The capitalist and the art museum

For the past month, I’ve been trying to make sense of the politics around the opening of the Broad Contemporary Art Museum, the new wing of the Los Angeles County Museum of Art (LACMA). Since Eli Broad (whose fortune is $7 billion per Forbes magazine) told the New York Times’ Edward Wyatt that he intended to keep his art holdings (which are considerable) in his foundation rather than give them to the new wing he’d spent $50 million trail bossing to completion, the sparks have been flying in LA.

A lot of prominent art observers, notably Christopher Knight of the LA Times and Adrian Ellis of The Art Newspaper, saw Broad’s decision as an act of betrayal against LACMA, which had allowed itself to be “bought” by Broad and had then been dumped when he’d gotten what he wanted out of the museum.

At first my reaction was a lot like that of the NY Times editorial page, which argued that a lot depended upon how the foundation conducted itself — much of the work might find itself on the walls of LACMA after all. Over at PORT, Jeff Jahn said that it might actually be good for the Portland Art Museum, because our curators would likely have better luck dealing with Broad’s foundation than with LACMA. These are sensible positions.

But somehow, the matter didn’t feel right somehow. And in the March 20 New York Review of Books, Martin Filler (who frequently writes about architecture for NYRB) explains why (he cites both Knight and Ellis’ responses above). It has to do with the tyranny of Broad and the likelihood that he (and others like him) will run roughshod over the museum for their own purposes, Filler says, and his deft argument establishes a series of contrasts that are powerful: Broad v. public-spirited patron Anna Bing Arnold; Renzo Piano (architect of the new wing) v. Rem Koolhaus (whose design was discarded); Broad’s narrower collecting habits v. those of the Museum of Contemporary Art in LA. And he embeds the argument against Broad within a convincing narrative of the troubled history of LACMA.

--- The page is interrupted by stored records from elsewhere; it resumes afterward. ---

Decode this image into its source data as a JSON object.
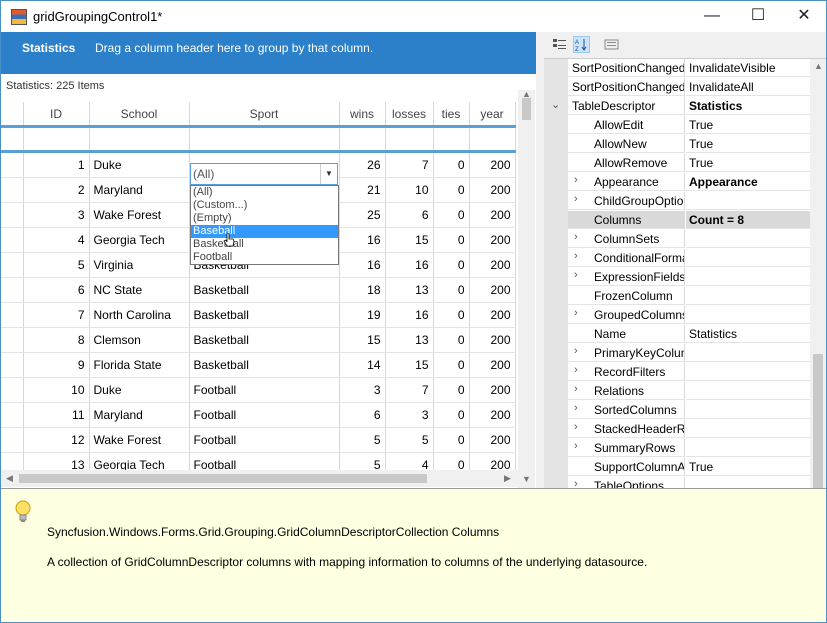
{
  "window": {
    "title": "gridGroupingControl1*",
    "min_glyph": "—",
    "max_glyph": "☐",
    "close_glyph": "✕"
  },
  "grid": {
    "caption_title": "Statistics",
    "caption_hint": "Drag a column header here to group by that column.",
    "stats_line": "Statistics: 225 Items",
    "columns": [
      "ID",
      "School",
      "Sport",
      "wins",
      "losses",
      "ties",
      "year"
    ],
    "rows": [
      [
        "1",
        "Duke",
        "",
        "26",
        "7",
        "0",
        "200"
      ],
      [
        "2",
        "Maryland",
        "",
        "21",
        "10",
        "0",
        "200"
      ],
      [
        "3",
        "Wake Forest",
        "",
        "25",
        "6",
        "0",
        "200"
      ],
      [
        "4",
        "Georgia Tech",
        "Basketball",
        "16",
        "15",
        "0",
        "200"
      ],
      [
        "5",
        "Virginia",
        "Basketball",
        "16",
        "16",
        "0",
        "200"
      ],
      [
        "6",
        "NC State",
        "Basketball",
        "18",
        "13",
        "0",
        "200"
      ],
      [
        "7",
        "North Carolina",
        "Basketball",
        "19",
        "16",
        "0",
        "200"
      ],
      [
        "8",
        "Clemson",
        "Basketball",
        "15",
        "13",
        "0",
        "200"
      ],
      [
        "9",
        "Florida State",
        "Basketball",
        "14",
        "15",
        "0",
        "200"
      ],
      [
        "10",
        "Duke",
        "Football",
        "3",
        "7",
        "0",
        "200"
      ],
      [
        "11",
        "Maryland",
        "Football",
        "6",
        "3",
        "0",
        "200"
      ],
      [
        "12",
        "Wake Forest",
        "Football",
        "5",
        "5",
        "0",
        "200"
      ],
      [
        "13",
        "Georgia Tech",
        "Football",
        "5",
        "4",
        "0",
        "200"
      ]
    ],
    "filter_value": "(All)",
    "dropdown_options": [
      "(All)",
      "(Custom...)",
      "(Empty)",
      "Baseball",
      "Basketball",
      "Football"
    ],
    "dropdown_selected_index": 3
  },
  "properties": {
    "rows": [
      {
        "name": "SortPositionChanged",
        "value": "InvalidateVisible",
        "indent": 0,
        "expander": "",
        "bold": false,
        "selected": false
      },
      {
        "name": "SortPositionChanged",
        "value": "InvalidateAll",
        "indent": 0,
        "expander": "",
        "bold": false,
        "selected": false
      },
      {
        "name": "TableDescriptor",
        "value": "Statistics",
        "indent": 0,
        "expander": "expanded",
        "bold": true,
        "selected": false
      },
      {
        "name": "AllowEdit",
        "value": "True",
        "indent": 1,
        "expander": "",
        "bold": false,
        "selected": false
      },
      {
        "name": "AllowNew",
        "value": "True",
        "indent": 1,
        "expander": "",
        "bold": false,
        "selected": false
      },
      {
        "name": "AllowRemove",
        "value": "True",
        "indent": 1,
        "expander": "",
        "bold": false,
        "selected": false
      },
      {
        "name": "Appearance",
        "value": "Appearance",
        "indent": 1,
        "expander": "collapsed",
        "bold": true,
        "selected": false
      },
      {
        "name": "ChildGroupOptions",
        "value": "",
        "indent": 1,
        "expander": "collapsed",
        "bold": false,
        "selected": false
      },
      {
        "name": "Columns",
        "value": "Count = 8",
        "indent": 1,
        "expander": "collapsed",
        "bold": true,
        "selected": true
      },
      {
        "name": "ColumnSets",
        "value": "",
        "indent": 1,
        "expander": "collapsed",
        "bold": false,
        "selected": false
      },
      {
        "name": "ConditionalFormats",
        "value": "",
        "indent": 1,
        "expander": "collapsed",
        "bold": false,
        "selected": false
      },
      {
        "name": "ExpressionFields",
        "value": "",
        "indent": 1,
        "expander": "collapsed",
        "bold": false,
        "selected": false
      },
      {
        "name": "FrozenColumn",
        "value": "",
        "indent": 1,
        "expander": "",
        "bold": false,
        "selected": false
      },
      {
        "name": "GroupedColumns",
        "value": "",
        "indent": 1,
        "expander": "collapsed",
        "bold": false,
        "selected": false
      },
      {
        "name": "Name",
        "value": "Statistics",
        "indent": 1,
        "expander": "",
        "bold": false,
        "selected": false
      },
      {
        "name": "PrimaryKeyColumns",
        "value": "",
        "indent": 1,
        "expander": "collapsed",
        "bold": false,
        "selected": false
      },
      {
        "name": "RecordFilters",
        "value": "",
        "indent": 1,
        "expander": "collapsed",
        "bold": false,
        "selected": false
      },
      {
        "name": "Relations",
        "value": "",
        "indent": 1,
        "expander": "collapsed",
        "bold": false,
        "selected": false
      },
      {
        "name": "SortedColumns",
        "value": "",
        "indent": 1,
        "expander": "collapsed",
        "bold": false,
        "selected": false
      },
      {
        "name": "StackedHeaderRows",
        "value": "",
        "indent": 1,
        "expander": "collapsed",
        "bold": false,
        "selected": false
      },
      {
        "name": "SummaryRows",
        "value": "",
        "indent": 1,
        "expander": "collapsed",
        "bold": false,
        "selected": false
      },
      {
        "name": "SupportColumnAlias",
        "value": "True",
        "indent": 1,
        "expander": "",
        "bold": false,
        "selected": false
      },
      {
        "name": "TableOptions",
        "value": "",
        "indent": 1,
        "expander": "collapsed",
        "bold": false,
        "selected": false
      }
    ]
  },
  "description": {
    "title": "Syncfusion.Windows.Forms.Grid.Grouping.GridColumnDescriptorCollection Columns",
    "text": "A collection of GridColumnDescriptor columns with mapping information to columns of the underlying datasource."
  }
}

It’s hard to see much of a connection between Broad’s maneuverings in LA and what goes on in Portland. But what about the affect of Broad as a model of philanthropy? Are we inoculated against that? I don’t think so. Gifts nearly always come with strings; they don’t have to come with chains.